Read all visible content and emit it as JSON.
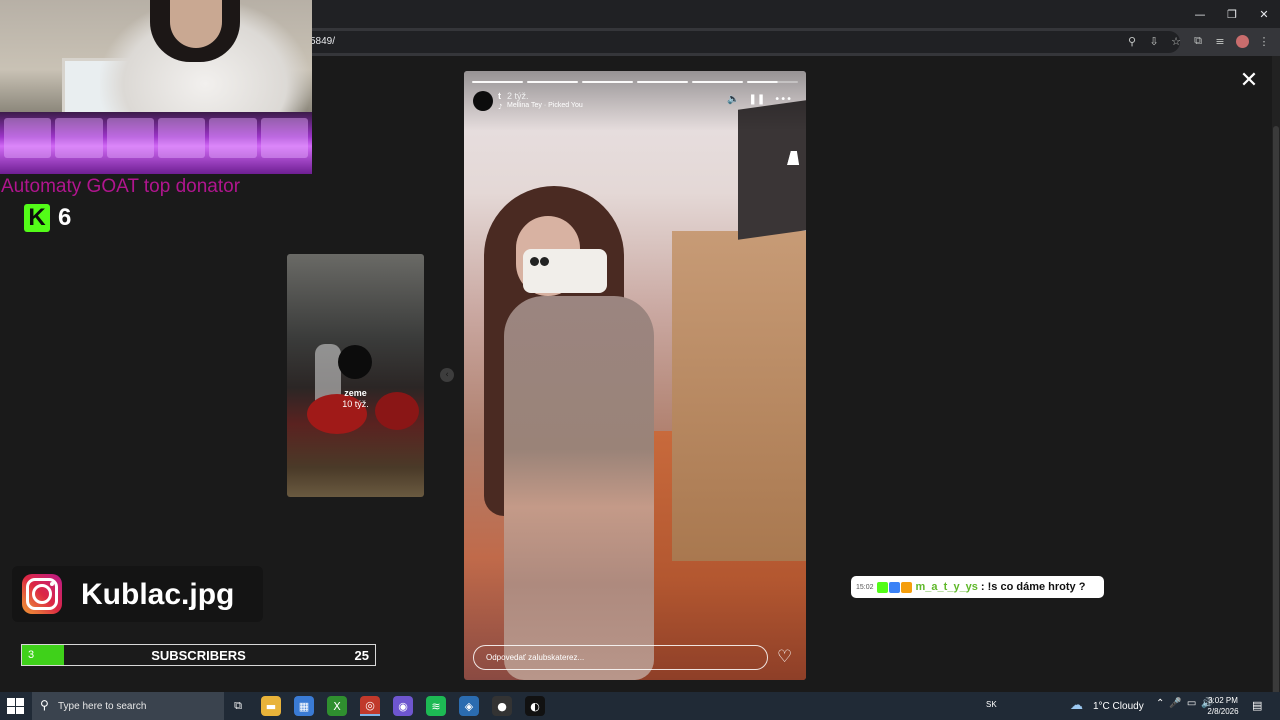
{
  "browser": {
    "url_fragment": "5849/",
    "window_controls": {
      "minimize": "—",
      "restore": "❐",
      "close": "✕"
    },
    "toolbar_icons": [
      "zoom-icon",
      "install-icon",
      "star-icon",
      "extensions-icon",
      "media-icon",
      "profile-avatar",
      "menu-icon"
    ],
    "toolbar_glyphs": {
      "zoom": "⚲",
      "install": "⇩",
      "star": "☆",
      "extensions": "⧉",
      "media": "≡",
      "menu": "⋮"
    }
  },
  "viewer": {
    "close_glyph": "✕",
    "prev_glyph": "‹"
  },
  "stream_overlay": {
    "donator_text": "Automaty GOAT top donator",
    "kick_logo": "K",
    "kick_count": "6",
    "instagram_handle": "Kublac.jpg",
    "subscribers": {
      "current": "3",
      "label": "SUBSCRIBERS",
      "goal": "25",
      "fill_fraction": 0.12
    },
    "chat": {
      "time": "15:02",
      "username": "m_a_t_y_ys",
      "message": ": !s co dáme hroty ?",
      "badge_colors": [
        "#53fc18",
        "#3b82f6",
        "#f59e0b"
      ]
    }
  },
  "side_story": {
    "username": "zeme",
    "time": "10 týž."
  },
  "story": {
    "username": "t",
    "time": "2 týž.",
    "music_icon": "♪",
    "music": "Mellina Tey · Picked You",
    "segments_total": 6,
    "segments_done": 5,
    "controls": {
      "mute": "🔈",
      "pause": "❚❚",
      "more": "•••"
    },
    "reply_placeholder": "Odpovedať zalubskaterez...",
    "like_glyph": "♡"
  },
  "taskbar": {
    "search_icon": "⚲",
    "search_placeholder": "Type here to search",
    "apps": [
      {
        "name": "task-view-icon",
        "glyph": "⧉",
        "color": "transparent"
      },
      {
        "name": "file-explorer-icon",
        "glyph": "▬",
        "color": "#e8b33a"
      },
      {
        "name": "store-icon",
        "glyph": "▦",
        "color": "#3a7bd5"
      },
      {
        "name": "xbox-icon",
        "glyph": "X",
        "color": "#2f8f2f"
      },
      {
        "name": "chrome-icon",
        "glyph": "◎",
        "color": "#c0392b"
      },
      {
        "name": "messenger-icon",
        "glyph": "◉",
        "color": "#6e56cf"
      },
      {
        "name": "spotify-icon",
        "glyph": "≋",
        "color": "#1db954"
      },
      {
        "name": "shield-icon",
        "glyph": "◈",
        "color": "#2b6cb0"
      },
      {
        "name": "obs-icon",
        "glyph": "●",
        "color": "#333333"
      },
      {
        "name": "app-icon",
        "glyph": "◐",
        "color": "#111111"
      }
    ],
    "language": "SK",
    "weather_icon": "☁",
    "weather": "1°C  Cloudy",
    "tray": {
      "chevron": "⌃",
      "mic": "🎤",
      "network": "▭",
      "volume": "🔊"
    },
    "time": "3:02 PM",
    "date": "2/8/2026",
    "notification_icon": "▤"
  }
}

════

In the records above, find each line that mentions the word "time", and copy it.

• _THE COMPLETED TASK_:
      "time": "15:02",
    "time": "10 týž."
    "time": "2 týž.",
    "time": "3:02 PM",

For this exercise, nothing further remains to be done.